> Task statement
Scan the entries below for "title" and copy each line that holds it.

> Records for this exercise
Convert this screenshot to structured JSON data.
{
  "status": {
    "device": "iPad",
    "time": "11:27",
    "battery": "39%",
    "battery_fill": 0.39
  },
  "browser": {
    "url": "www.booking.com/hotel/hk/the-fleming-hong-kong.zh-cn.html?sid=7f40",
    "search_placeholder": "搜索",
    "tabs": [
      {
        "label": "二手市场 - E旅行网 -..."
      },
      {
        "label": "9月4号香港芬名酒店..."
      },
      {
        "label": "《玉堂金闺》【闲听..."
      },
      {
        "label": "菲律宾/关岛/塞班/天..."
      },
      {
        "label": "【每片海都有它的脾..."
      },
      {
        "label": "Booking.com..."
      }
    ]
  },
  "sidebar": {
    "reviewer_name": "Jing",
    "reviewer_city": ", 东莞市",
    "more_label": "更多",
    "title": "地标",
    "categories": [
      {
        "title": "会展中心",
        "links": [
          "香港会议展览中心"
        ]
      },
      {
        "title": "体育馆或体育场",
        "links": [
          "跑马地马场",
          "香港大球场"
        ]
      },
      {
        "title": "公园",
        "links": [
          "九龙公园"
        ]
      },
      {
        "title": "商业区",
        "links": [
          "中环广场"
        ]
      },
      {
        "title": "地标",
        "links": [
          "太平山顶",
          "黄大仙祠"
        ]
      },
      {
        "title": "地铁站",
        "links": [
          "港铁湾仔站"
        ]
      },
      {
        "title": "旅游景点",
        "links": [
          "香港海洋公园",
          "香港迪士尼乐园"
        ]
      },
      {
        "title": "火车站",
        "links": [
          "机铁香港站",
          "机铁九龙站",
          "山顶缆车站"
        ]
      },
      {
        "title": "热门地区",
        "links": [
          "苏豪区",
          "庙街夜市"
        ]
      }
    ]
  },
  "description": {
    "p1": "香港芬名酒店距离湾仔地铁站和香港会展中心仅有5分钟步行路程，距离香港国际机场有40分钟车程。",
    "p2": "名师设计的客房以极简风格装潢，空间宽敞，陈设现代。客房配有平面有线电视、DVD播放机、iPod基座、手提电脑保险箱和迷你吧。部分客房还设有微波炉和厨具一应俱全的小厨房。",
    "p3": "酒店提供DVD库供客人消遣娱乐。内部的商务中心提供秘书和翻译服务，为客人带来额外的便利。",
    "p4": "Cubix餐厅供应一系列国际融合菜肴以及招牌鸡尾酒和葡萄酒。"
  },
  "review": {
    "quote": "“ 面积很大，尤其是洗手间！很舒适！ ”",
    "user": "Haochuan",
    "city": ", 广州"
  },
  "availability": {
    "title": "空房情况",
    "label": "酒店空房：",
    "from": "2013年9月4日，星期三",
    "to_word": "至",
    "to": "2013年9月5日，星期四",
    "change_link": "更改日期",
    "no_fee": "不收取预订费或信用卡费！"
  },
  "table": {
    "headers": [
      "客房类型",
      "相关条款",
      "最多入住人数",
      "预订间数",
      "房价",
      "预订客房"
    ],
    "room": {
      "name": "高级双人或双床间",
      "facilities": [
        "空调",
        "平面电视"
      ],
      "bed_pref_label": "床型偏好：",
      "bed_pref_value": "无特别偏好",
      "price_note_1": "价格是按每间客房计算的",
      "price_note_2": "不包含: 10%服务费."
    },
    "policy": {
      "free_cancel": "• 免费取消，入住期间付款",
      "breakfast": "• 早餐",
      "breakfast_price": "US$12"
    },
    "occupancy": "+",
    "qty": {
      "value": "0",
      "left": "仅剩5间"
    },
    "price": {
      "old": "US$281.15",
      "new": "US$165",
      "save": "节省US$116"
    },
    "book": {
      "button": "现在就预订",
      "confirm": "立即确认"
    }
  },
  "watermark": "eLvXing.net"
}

> Expected output
    "title": "地标",
        "title": "会展中心",
        "title": "体育馆或体育场",
        "title": "公园",
        "title": "商业区",
        "title": "地标",
        "title": "地铁站",
        "title": "旅游景点",
        "title": "火车站",
        "title": "热门地区",
    "title": "空房情况",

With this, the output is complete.